> **What is expected**
Could you return every record below exactly as it is written?

::::

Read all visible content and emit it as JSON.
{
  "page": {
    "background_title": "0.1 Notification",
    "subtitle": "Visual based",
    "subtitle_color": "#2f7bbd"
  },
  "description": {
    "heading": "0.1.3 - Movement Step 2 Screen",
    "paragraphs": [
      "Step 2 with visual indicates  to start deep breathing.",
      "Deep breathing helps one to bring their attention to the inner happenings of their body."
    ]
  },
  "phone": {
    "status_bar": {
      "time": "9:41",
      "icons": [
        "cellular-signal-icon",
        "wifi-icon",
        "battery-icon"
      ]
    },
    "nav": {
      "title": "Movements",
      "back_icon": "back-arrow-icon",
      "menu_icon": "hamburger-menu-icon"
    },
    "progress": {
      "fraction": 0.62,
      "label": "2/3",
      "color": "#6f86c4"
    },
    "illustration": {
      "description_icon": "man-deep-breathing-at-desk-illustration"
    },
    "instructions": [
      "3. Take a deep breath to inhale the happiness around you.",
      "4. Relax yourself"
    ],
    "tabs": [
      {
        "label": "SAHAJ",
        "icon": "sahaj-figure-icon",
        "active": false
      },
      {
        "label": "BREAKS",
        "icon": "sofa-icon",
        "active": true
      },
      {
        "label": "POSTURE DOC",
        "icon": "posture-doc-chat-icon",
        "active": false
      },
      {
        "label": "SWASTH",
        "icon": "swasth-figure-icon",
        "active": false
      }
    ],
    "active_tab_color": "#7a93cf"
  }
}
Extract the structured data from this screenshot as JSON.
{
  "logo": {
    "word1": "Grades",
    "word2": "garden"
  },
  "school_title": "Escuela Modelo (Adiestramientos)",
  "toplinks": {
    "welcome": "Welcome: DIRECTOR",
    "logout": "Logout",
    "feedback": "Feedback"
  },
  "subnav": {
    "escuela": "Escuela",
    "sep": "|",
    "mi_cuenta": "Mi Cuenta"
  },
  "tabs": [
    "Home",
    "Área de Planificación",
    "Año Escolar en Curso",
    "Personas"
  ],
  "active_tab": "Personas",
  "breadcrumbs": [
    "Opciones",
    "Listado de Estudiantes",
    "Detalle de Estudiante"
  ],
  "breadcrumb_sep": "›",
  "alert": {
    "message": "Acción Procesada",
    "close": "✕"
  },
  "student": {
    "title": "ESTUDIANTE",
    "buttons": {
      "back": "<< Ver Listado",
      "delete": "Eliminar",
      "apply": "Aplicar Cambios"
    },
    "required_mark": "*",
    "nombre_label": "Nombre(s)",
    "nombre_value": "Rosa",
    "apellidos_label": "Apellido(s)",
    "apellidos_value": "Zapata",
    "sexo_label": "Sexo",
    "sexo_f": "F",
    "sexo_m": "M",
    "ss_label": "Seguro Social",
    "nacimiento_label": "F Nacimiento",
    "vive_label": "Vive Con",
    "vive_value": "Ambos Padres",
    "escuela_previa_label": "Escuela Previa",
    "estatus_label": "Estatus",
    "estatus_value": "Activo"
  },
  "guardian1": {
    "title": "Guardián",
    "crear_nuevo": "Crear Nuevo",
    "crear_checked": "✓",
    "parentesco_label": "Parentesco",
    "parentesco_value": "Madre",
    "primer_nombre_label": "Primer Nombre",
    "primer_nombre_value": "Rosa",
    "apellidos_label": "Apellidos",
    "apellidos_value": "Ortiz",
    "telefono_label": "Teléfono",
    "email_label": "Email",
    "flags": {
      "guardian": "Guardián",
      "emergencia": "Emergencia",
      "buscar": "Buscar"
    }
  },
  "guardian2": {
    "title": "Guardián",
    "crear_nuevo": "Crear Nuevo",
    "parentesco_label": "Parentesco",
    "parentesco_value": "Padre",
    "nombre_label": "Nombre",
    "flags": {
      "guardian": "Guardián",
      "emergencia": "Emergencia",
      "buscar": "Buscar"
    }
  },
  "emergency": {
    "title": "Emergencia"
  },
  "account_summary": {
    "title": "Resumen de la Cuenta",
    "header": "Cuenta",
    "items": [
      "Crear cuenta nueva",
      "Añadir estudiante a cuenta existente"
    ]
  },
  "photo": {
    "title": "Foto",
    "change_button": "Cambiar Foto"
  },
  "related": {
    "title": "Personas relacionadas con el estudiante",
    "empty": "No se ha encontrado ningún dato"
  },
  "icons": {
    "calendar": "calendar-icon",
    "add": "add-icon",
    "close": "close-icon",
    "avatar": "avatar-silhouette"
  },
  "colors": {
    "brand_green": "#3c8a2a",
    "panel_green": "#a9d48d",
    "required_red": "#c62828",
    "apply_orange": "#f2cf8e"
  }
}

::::

> **Worked solution**
Read all visible content and emit it as JSON.
{
  "page": {
    "background_title": "0.1 Notification",
    "subtitle": "Visual based",
    "subtitle_color": "#2f7bbd"
  },
  "description": {
    "heading": "0.1.3 - Movement Step 2 Screen",
    "paragraphs": [
      "Step 2 with visual indicates  to start deep breathing.",
      "Deep breathing helps one to bring their attention to the inner happenings of their body."
    ]
  },
  "phone": {
    "status_bar": {
      "time": "9:41",
      "icons": [
        "cellular-signal-icon",
        "wifi-icon",
        "battery-icon"
      ]
    },
    "nav": {
      "title": "Movements",
      "back_icon": "back-arrow-icon",
      "menu_icon": "hamburger-menu-icon"
    },
    "progress": {
      "fraction": 0.62,
      "label": "2/3",
      "color": "#6f86c4"
    },
    "illustration": {
      "description_icon": "man-deep-breathing-at-desk-illustration"
    },
    "instructions": [
      "3. Take a deep breath to inhale the happiness around you.",
      "4. Relax yourself"
    ],
    "tabs": [
      {
        "label": "SAHAJ",
        "icon": "sahaj-figure-icon",
        "active": false
      },
      {
        "label": "BREAKS",
        "icon": "sofa-icon",
        "active": true
      },
      {
        "label": "POSTURE DOC",
        "icon": "posture-doc-chat-icon",
        "active": false
      },
      {
        "label": "SWASTH",
        "icon": "swasth-figure-icon",
        "active": false
      }
    ],
    "active_tab_color": "#7a93cf"
  }
}
Extract the structured data from this screenshot as JSON.
{
  "logo": {
    "word1": "Grades",
    "word2": "garden"
  },
  "school_title": "Escuela Modelo (Adiestramientos)",
  "toplinks": {
    "welcome": "Welcome: DIRECTOR",
    "logout": "Logout",
    "feedback": "Feedback"
  },
  "subnav": {
    "escuela": "Escuela",
    "sep": "|",
    "mi_cuenta": "Mi Cuenta"
  },
  "tabs": [
    "Home",
    "Área de Planificación",
    "Año Escolar en Curso",
    "Personas"
  ],
  "active_tab": "Personas",
  "breadcrumbs": [
    "Opciones",
    "Listado de Estudiantes",
    "Detalle de Estudiante"
  ],
  "breadcrumb_sep": "›",
  "alert": {
    "message": "Acción Procesada",
    "close": "✕"
  },
  "student": {
    "title": "ESTUDIANTE",
    "buttons": {
      "back": "<< Ver Listado",
      "delete": "Eliminar",
      "apply": "Aplicar Cambios"
    },
    "required_mark": "*",
    "nombre_label": "Nombre(s)",
    "nombre_value": "Rosa",
    "apellidos_label": "Apellido(s)",
    "apellidos_value": "Zapata",
    "sexo_label": "Sexo",
    "sexo_f": "F",
    "sexo_m": "M",
    "ss_label": "Seguro Social",
    "nacimiento_label": "F Nacimiento",
    "vive_label": "Vive Con",
    "vive_value": "Ambos Padres",
    "escuela_previa_label": "Escuela Previa",
    "estatus_label": "Estatus",
    "estatus_value": "Activo"
  },
  "guardian1": {
    "title": "Guardián",
    "crear_nuevo": "Crear Nuevo",
    "crear_checked": "✓",
    "parentesco_label": "Parentesco",
    "parentesco_value": "Madre",
    "primer_nombre_label": "Primer Nombre",
    "primer_nombre_value": "Rosa",
    "apellidos_label": "Apellidos",
    "apellidos_value": "Ortiz",
    "telefono_label": "Teléfono",
    "email_label": "Email",
    "flags": {
      "guardian": "Guardián",
      "emergencia": "Emergencia",
      "buscar": "Buscar"
    }
  },
  "guardian2": {
    "title": "Guardián",
    "crear_nuevo": "Crear Nuevo",
    "parentesco_label": "Parentesco",
    "parentesco_value": "Padre",
    "nombre_label": "Nombre",
    "flags": {
      "guardian": "Guardián",
      "emergencia": "Emergencia",
      "buscar": "Buscar"
    }
  },
  "emergency": {
    "title": "Emergencia"
  },
  "account_summary": {
    "title": "Resumen de la Cuenta",
    "header": "Cuenta",
    "items": [
      "Crear cuenta nueva",
      "Añadir estudiante a cuenta existente"
    ]
  },
  "photo": {
    "title": "Foto",
    "change_button": "Cambiar Foto"
  },
  "related": {
    "title": "Personas relacionadas con el estudiante",
    "empty": "No se ha encontrado ningún dato"
  },
  "icons": {
    "calendar": "calendar-icon",
    "add": "add-icon",
    "close": "close-icon",
    "avatar": "avatar-silhouette"
  },
  "colors": {
    "brand_green": "#3c8a2a",
    "panel_green": "#a9d48d",
    "required_red": "#c62828",
    "apply_orange": "#f2cf8e"
  }
}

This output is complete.